Del Real and colleagues performed a retrospective study of a combination of both outpatients and hospitalized patients, including ICU patients, with a history of penicillin allergy. Of 596 patients, 25.3% were outpatients, 50.3% were inpatients and 24.3% were ICU patients. The results of the skin testing were that 88.4% of patients were negative, 8.2% tested positive to penicillin and 3.4% of the tests were indeterminate. Of the 527 patients who tested negative to the penicillin skin test, 290 were treated with a beta-lactam antibiotic. Of those given a beta-lactam antibiotic, only five patients (1.7%) went on to develop adverse reactions, which were reported as flushing, rash and urticaria. The negative predictive value for an IgE-mediated event reported in this study was 99.3%.
Any patient with a history of a reaction to a penicillin antibiotic that may have been an IgE-mediated reaction is a candidate for testing, especially if the reaction occurred in the distant past. Contraindications to skin testing include patients with non–IgE-mediated reactions, such as Stevens-Johnson syndrome, toxic epidermal necrolysis or serum sickness. Patients who are known to be extremely hypersensitive to penicillin also should not be tested because testing may reactivate their disease.
The available evidence suggests that performing the test in the hospital setting is a safe and effective way to reduce the use of non-penicillin antibiotics. However, performing skin testing in the outpatient setting before the need for hospitalization may be preferable. Patients are often started on medications upon admission to the hospital that can interfere with skin test results (eg, antihistamines, H2 receptor antagonists, etc), and the logistics are often complicated because the patients may be undergoing other tests and procedures. If testing is performed before the need for hospitalization, beta-lactam therapy may be initiated at the time it’s needed vs. having to utilize alternative antibiotics while awaiting skin testing. Upon completion of the skin test, it is imperative to adequately educate the patients on the results and to correct all allergy records for the patient, particularly if they are found not to have penicillin allergy.

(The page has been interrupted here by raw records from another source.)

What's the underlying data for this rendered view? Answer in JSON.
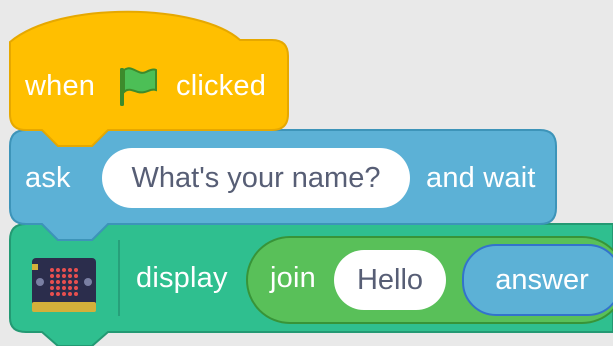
{
  "hat_block": {
    "text_when": "when",
    "text_clicked": "clicked",
    "icon": "green-flag-icon",
    "color": "#ffbf00"
  },
  "ask_block": {
    "text_ask": "ask",
    "input_value": "What's your name?",
    "text_and_wait": "and wait",
    "color": "#5cb1d6"
  },
  "display_block": {
    "icon": "microbit-icon",
    "text_display": "display",
    "join": {
      "label": "join",
      "input_value": "Hello",
      "answer_label": "answer"
    },
    "color": "#2fbf8f"
  }
}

del Real GA. Ann Allergy Asthma Immunol. 2007;98:355-359.
Macy E. J Allergy Clin Immunol. 2014; in press.
Rimawi RH. J Hosp Med. 2013;8:341-345.
Wall GC. Am J Health-Syst Pharm. 2004;61:1271-1275.
For more information:
Jeff Brock, PharmD, MBA, is an infectious disease pharmacy specialist at Mercy Medical Center in Des Moines, Iowa. He can be reached at JBrock@mercydesmoines.org.
Disclosure: Brock reports no relevant financial disclosures.